TASK DESCRIPTION: Retype the listing exactly; omit pictures.

SUPPLIED RECORDS:
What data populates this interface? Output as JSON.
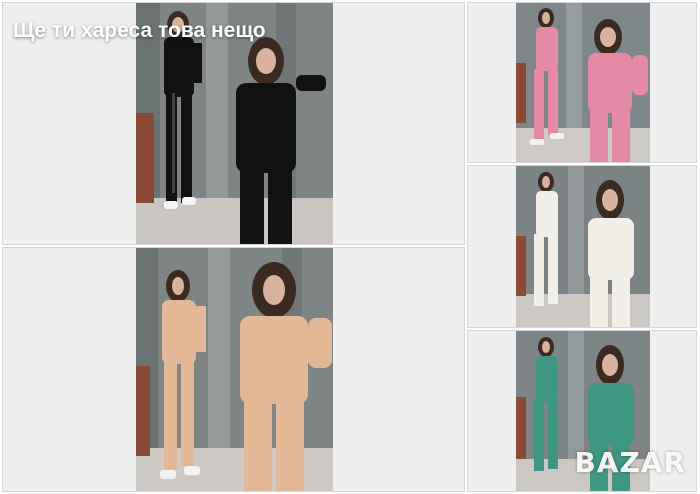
{
  "gallery": {
    "caption": "Ще ти хареса това нещо",
    "watermark": "BAZAR",
    "photos": [
      {
        "outfit": "black tracksuit",
        "color": "#111111"
      },
      {
        "outfit": "pink tracksuit",
        "color": "#e58aa6"
      },
      {
        "outfit": "white tracksuit",
        "color": "#f1efe8"
      },
      {
        "outfit": "beige tracksuit",
        "color": "#e3b896"
      },
      {
        "outfit": "green tracksuit",
        "color": "#3f9683"
      }
    ]
  },
  "colors": {
    "tile_bg": "#efefef",
    "tile_border": "#d6d6d6",
    "studio_wall": "#7f8585",
    "floor": "#d4d0cb",
    "hair": "#3b2a22",
    "skin": "#d9b39e"
  }
}
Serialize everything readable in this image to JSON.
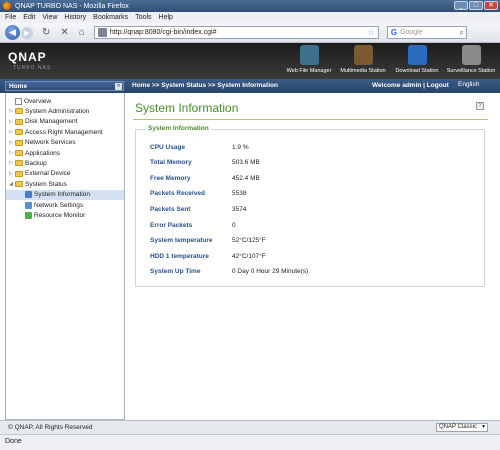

EXERCISE SOLUTION:
What data populates this interface? Output as JSON.
{
  "gallery": {
    "caption": "Ще ти хареса това нещо",
    "watermark": "BAZAR",
    "photos": [
      {
        "outfit": "black tracksuit",
        "color": "#111111"
      },
      {
        "outfit": "pink tracksuit",
        "color": "#e58aa6"
      },
      {
        "outfit": "white tracksuit",
        "color": "#f1efe8"
      },
      {
        "outfit": "beige tracksuit",
        "color": "#e3b896"
      },
      {
        "outfit": "green tracksuit",
        "color": "#3f9683"
      }
    ]
  },
  "colors": {
    "tile_bg": "#efefef",
    "tile_border": "#d6d6d6",
    "studio_wall": "#7f8585",
    "floor": "#d4d0cb",
    "hair": "#3b2a22",
    "skin": "#d9b39e"
  }
}
Serialize everything readable in this image to JSON.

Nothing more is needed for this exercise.